Teaching Philosophy

This is me, playing "Fur Elise" as a child.   I have always loved the piano, and my goal  as a teacher is to share this love with my students: to inspire and encourage them. It's a gift that lasts a lifetime! 

Above all, I hope the student will love music and enjoy playing the piano.  This love of music can last a lifetime and be an important emotional outlet and means of self-expression. Piano lessons should be fun, creative, challenging, supportive and self-esteem building.  My emphasis is on playing musically, and thoroughly understanding the elements of music, not on competing.

In teaching children, I keep in mind the child’s age and stage of development and plan lessons accordingly.  Lessons for young children include frequent getting up from the piano and playing games or drumming.   I supplement material from the lesson books and classical music with additional repertoire to suit the needs and tastes of each child.  Folk songs, popular music and Christmas carols are favorites of the children and increase their enjoyment of piano playing.  
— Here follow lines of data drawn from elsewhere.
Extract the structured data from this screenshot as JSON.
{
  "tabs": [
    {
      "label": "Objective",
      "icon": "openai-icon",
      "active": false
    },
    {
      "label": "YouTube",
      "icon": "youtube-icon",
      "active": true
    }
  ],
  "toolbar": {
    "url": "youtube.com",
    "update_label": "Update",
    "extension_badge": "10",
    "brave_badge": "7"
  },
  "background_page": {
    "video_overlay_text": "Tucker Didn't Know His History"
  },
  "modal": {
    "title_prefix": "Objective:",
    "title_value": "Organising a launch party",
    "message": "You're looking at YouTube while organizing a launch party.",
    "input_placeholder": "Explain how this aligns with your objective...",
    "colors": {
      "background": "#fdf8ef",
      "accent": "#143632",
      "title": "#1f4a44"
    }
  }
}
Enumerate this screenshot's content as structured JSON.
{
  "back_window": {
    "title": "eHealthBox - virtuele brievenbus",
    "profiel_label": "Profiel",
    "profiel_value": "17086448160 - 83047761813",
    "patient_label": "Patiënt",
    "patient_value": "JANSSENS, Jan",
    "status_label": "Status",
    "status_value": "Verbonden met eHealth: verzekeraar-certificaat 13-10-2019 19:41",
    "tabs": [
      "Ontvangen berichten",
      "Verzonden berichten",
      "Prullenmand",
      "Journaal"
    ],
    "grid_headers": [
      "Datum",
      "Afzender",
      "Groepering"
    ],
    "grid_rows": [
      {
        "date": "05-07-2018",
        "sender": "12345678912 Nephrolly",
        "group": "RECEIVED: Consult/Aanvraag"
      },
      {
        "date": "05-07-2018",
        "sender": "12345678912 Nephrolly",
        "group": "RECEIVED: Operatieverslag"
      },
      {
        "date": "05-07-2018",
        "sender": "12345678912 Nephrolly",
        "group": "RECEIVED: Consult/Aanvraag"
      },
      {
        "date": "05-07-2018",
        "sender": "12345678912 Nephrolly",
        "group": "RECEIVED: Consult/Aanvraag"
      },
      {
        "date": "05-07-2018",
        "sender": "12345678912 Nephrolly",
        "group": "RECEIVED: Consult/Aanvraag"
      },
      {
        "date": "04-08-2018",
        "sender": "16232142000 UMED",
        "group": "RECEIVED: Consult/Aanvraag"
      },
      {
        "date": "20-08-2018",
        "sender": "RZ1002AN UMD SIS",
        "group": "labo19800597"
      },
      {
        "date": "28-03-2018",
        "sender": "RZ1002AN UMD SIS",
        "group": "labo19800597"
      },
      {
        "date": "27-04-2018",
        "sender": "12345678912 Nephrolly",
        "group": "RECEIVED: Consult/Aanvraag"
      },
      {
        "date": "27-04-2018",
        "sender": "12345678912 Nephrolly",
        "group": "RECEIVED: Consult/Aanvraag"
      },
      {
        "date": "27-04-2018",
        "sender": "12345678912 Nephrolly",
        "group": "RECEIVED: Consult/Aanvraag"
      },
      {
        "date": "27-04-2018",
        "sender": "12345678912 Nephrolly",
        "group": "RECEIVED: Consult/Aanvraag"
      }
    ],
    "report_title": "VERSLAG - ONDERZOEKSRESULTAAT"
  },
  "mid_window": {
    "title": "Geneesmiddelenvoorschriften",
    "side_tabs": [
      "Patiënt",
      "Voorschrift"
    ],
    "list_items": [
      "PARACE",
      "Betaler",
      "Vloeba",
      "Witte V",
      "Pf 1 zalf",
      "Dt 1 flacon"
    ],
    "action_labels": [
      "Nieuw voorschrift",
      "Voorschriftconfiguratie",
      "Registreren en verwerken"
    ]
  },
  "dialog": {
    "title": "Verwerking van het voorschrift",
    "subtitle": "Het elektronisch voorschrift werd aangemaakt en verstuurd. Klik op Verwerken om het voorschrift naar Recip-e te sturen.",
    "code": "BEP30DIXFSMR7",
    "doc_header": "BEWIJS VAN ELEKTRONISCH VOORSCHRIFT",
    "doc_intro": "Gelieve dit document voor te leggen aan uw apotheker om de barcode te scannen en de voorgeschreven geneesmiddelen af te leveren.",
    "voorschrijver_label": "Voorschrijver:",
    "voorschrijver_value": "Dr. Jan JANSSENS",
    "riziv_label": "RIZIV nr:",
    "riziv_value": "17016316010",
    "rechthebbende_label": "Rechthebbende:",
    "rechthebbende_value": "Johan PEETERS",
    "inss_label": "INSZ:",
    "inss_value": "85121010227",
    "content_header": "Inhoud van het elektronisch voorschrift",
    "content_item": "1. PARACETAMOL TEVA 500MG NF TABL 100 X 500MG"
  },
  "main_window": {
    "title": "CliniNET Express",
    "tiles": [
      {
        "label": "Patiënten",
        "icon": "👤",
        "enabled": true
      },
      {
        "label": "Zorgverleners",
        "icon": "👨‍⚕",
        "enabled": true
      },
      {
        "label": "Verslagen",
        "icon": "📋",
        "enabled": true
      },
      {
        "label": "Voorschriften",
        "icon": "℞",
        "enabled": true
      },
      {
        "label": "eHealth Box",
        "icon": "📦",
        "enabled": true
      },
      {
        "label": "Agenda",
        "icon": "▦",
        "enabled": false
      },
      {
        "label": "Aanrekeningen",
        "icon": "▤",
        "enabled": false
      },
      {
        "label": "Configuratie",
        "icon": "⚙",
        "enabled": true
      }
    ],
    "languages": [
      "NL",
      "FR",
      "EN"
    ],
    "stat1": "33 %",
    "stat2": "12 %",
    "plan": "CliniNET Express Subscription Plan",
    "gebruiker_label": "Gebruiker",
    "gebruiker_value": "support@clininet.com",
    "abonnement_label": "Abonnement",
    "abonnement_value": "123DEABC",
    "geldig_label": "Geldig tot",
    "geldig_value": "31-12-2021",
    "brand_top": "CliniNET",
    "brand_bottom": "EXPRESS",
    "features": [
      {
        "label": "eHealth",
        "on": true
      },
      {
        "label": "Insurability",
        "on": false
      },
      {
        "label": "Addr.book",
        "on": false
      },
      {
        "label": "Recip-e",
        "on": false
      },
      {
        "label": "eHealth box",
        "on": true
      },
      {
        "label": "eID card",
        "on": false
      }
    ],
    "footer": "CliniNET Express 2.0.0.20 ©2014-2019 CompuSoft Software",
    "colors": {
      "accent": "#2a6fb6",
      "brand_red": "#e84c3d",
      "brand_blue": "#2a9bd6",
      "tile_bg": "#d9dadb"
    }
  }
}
In addition, children are encouraged to improvise, play by ear and to make up their own compositions, especially if they enjoy doing this. Depending on the schedule, it may be possible for your child to play duets or share some theory games with another student and this is always great fun!

Music is meant to be shared!

I encourage the social element of music making by holding several  “piano parties” a year. where your child will have a chance to perform in a fun and supportive and informal environment. Preparing pieces for the piano party motivates the students and gives them a goal to work towards.  I try to keep these as fun and low key as possible.

 We begin by sharing some musical activities (i.e. exploring percussion instruments, singing together, playing theory games) and end with listening to the children play and celebrating their accomplishments.  We enjoy potluck refreshments.

Students may have other performance opportunities as well--such as the annual Chapel Hill Music Teacher's Association Playathon or Spring Festival.